The Senate Permanent Subcommittee on Investigations wanted to “hear” about Apple’s use of an Irish subsidiary to avoid payingthe payment of $9 billion in U.S.US taxes in 2012. “Hear,” is not really the right word as there is very little hearing at a hearing. The witness is there —– usually against his will and sometimes thanks to a subpoena —– to serve as a prop for self-promoting elected officials.
To be clear, the hearing was not about tax evasion. Evasion happens when you break the law. The hearing was about tax avoidance. Avoidance happens when you comply with the law to your advantage. The former sends you to jail while the latter delights your shareholders.
I Instead of all the pontificating about “fully contributing,” “Holy Grails of Tax Avoidance,” and other sound- bite magnets, the hearings might have done well to focus on the unpleasant truth (for governments but not for taxpayers) that governments compete.
Ireland ran its country into the mother of all ditches during the financial crisis. Few did worse, though Iceland comes to mind. Now it needs to rebuild its economy by attracting job-creating companies. Since it received no tax revenue from most multinationals, there would be no cost to Ireland if it created a favorable tax environment for them in exchange for some number of jobs.
The Irish plan to attract U.S. companies relied relied (as to American companies) on the widely criticized U.S.US corporate tax code that combines extremely high marginal rates with a swarm of subterfuges to get around paying them. This is not new news, and our Congress has allegedly been working on the problem for some years now. In theory, lowering the rates and getting rid of the loopholes would solve the American revenue-loss problem, perhaps at minimal cost if the rates were wisely chosen. It might even cause repatriation of overseas money for job-creating investment.
Imagine a simple corporate tax law with marginal rates that were consistent with those in other countries. There would be little incentive to game the system and, apart from legions of lawyers and accountants, who game the system for a living, and a few thousand Irish Apple employees, who might be working elsewhere or not at all, where are the losers in that trade?
T The hidden losers are the ones conducting the hearings. Our imaginary "simple corporate tax code" has a fatal flaw. There are no loopholes to sell for campaign contributions.
In essence, the desire for campaign contributions leads to a desire for loopholes to sell, which leads to the need for high rates if any money is to be raised at all, which leads clever Irish politicians who have their backs to the wall to create a few thousand Irish jobs at no cost to themselves.
We might learn something at cCongressional hearings if the home- court advantage were diminished only slightly. Divide the games intothem in halves, like in football or basketball.
In the first half, the elected officials would sit at the dais wagging their fingers at the unwilling witnesses below, just as we do now.

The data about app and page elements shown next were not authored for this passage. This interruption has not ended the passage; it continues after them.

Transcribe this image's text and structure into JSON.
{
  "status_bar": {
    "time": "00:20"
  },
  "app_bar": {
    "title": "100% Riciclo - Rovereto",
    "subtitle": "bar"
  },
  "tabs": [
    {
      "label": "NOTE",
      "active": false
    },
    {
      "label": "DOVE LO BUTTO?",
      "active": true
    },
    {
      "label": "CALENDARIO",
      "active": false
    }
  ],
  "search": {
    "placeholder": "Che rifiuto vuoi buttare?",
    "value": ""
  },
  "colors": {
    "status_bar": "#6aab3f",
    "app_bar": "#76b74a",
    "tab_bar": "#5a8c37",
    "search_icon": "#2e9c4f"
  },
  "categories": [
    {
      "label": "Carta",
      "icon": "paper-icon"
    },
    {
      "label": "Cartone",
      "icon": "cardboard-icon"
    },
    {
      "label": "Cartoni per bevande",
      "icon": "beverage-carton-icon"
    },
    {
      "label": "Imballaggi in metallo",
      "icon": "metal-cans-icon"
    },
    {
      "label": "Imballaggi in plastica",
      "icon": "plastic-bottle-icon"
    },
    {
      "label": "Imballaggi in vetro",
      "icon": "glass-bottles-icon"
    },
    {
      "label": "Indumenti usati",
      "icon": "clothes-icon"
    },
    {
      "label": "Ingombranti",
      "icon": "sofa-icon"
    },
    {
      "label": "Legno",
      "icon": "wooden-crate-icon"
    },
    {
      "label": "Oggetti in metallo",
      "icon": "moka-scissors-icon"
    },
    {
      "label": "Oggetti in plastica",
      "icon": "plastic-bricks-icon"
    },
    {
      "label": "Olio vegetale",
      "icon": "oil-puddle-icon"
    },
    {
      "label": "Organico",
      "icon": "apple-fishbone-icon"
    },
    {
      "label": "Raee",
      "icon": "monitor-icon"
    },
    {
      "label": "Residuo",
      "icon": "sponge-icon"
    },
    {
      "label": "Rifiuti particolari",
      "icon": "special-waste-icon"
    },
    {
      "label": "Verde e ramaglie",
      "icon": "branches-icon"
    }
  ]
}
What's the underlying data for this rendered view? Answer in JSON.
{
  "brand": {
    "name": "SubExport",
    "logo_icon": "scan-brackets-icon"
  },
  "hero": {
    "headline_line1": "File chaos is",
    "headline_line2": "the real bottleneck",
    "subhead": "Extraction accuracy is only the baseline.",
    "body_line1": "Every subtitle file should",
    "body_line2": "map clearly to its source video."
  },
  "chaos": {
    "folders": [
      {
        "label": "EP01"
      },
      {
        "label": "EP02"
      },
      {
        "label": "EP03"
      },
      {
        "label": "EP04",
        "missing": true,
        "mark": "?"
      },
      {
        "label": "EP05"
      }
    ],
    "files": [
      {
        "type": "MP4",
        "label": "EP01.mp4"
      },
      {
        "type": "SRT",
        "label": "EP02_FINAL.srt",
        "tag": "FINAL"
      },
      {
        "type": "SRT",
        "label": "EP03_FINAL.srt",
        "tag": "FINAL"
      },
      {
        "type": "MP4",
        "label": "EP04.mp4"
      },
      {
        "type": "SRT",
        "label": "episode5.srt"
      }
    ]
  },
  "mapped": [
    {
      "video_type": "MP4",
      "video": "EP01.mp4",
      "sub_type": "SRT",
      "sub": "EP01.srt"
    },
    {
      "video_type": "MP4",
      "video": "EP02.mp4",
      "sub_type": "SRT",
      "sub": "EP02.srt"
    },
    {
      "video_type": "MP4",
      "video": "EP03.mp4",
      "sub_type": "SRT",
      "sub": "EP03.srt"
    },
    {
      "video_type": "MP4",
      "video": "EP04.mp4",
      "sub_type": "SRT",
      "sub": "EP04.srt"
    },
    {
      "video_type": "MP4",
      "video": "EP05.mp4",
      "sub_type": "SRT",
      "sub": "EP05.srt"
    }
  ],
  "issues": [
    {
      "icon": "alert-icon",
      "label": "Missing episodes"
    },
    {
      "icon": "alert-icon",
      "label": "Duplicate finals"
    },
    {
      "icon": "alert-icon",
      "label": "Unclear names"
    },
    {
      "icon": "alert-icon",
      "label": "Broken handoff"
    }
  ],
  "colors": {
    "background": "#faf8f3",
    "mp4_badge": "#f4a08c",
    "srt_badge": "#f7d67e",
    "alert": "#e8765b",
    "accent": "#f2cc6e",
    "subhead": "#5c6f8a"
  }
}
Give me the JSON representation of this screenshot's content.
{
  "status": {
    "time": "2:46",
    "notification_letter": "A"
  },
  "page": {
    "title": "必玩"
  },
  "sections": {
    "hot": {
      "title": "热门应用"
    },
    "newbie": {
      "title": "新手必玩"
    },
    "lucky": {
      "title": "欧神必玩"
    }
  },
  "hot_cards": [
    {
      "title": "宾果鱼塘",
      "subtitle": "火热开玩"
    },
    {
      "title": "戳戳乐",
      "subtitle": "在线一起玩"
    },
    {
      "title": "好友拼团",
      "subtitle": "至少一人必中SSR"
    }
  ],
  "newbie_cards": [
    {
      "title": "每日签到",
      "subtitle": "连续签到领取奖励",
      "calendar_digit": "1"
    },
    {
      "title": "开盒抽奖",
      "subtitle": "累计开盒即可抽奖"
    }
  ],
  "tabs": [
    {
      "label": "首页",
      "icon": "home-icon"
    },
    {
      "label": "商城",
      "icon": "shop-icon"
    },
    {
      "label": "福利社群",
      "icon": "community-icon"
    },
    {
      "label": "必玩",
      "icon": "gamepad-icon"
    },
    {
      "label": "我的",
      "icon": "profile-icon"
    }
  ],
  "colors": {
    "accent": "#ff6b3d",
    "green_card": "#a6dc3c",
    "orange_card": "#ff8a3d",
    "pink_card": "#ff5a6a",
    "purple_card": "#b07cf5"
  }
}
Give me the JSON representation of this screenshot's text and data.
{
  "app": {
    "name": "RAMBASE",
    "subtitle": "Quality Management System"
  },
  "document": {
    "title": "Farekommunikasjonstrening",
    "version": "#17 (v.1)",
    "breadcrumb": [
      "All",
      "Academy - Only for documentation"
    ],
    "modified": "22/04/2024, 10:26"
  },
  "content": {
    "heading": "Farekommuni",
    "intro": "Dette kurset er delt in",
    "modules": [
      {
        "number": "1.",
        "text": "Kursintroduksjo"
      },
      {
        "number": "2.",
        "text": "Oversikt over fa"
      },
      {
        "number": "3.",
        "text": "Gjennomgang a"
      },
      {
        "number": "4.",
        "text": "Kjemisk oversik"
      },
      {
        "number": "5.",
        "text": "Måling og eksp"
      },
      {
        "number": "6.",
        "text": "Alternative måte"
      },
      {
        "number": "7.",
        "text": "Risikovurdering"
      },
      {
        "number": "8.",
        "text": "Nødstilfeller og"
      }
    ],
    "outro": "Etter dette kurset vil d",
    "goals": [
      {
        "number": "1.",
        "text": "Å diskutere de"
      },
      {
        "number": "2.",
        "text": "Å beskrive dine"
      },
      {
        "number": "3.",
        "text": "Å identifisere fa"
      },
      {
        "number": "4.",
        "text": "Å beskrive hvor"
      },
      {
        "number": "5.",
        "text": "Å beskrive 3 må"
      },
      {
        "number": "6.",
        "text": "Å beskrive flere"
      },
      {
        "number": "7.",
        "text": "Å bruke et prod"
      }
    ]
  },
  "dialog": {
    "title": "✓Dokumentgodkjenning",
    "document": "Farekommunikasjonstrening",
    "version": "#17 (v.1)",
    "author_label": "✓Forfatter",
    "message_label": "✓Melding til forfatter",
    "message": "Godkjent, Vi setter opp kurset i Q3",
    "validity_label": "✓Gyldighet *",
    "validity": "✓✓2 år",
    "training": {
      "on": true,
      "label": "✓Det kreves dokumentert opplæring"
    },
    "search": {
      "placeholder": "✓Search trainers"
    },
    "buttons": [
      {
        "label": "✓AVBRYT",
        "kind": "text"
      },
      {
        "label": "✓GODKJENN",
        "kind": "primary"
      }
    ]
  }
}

In the second half, the roles would be reversed and Tim Cook would sit at the dais and grill Carl Levin and John McCain about the rightness or wrongness of complying with the very laws they and their colleagues had sold to the highest bidders.
Meanwhile, chalk up a win for Ireland.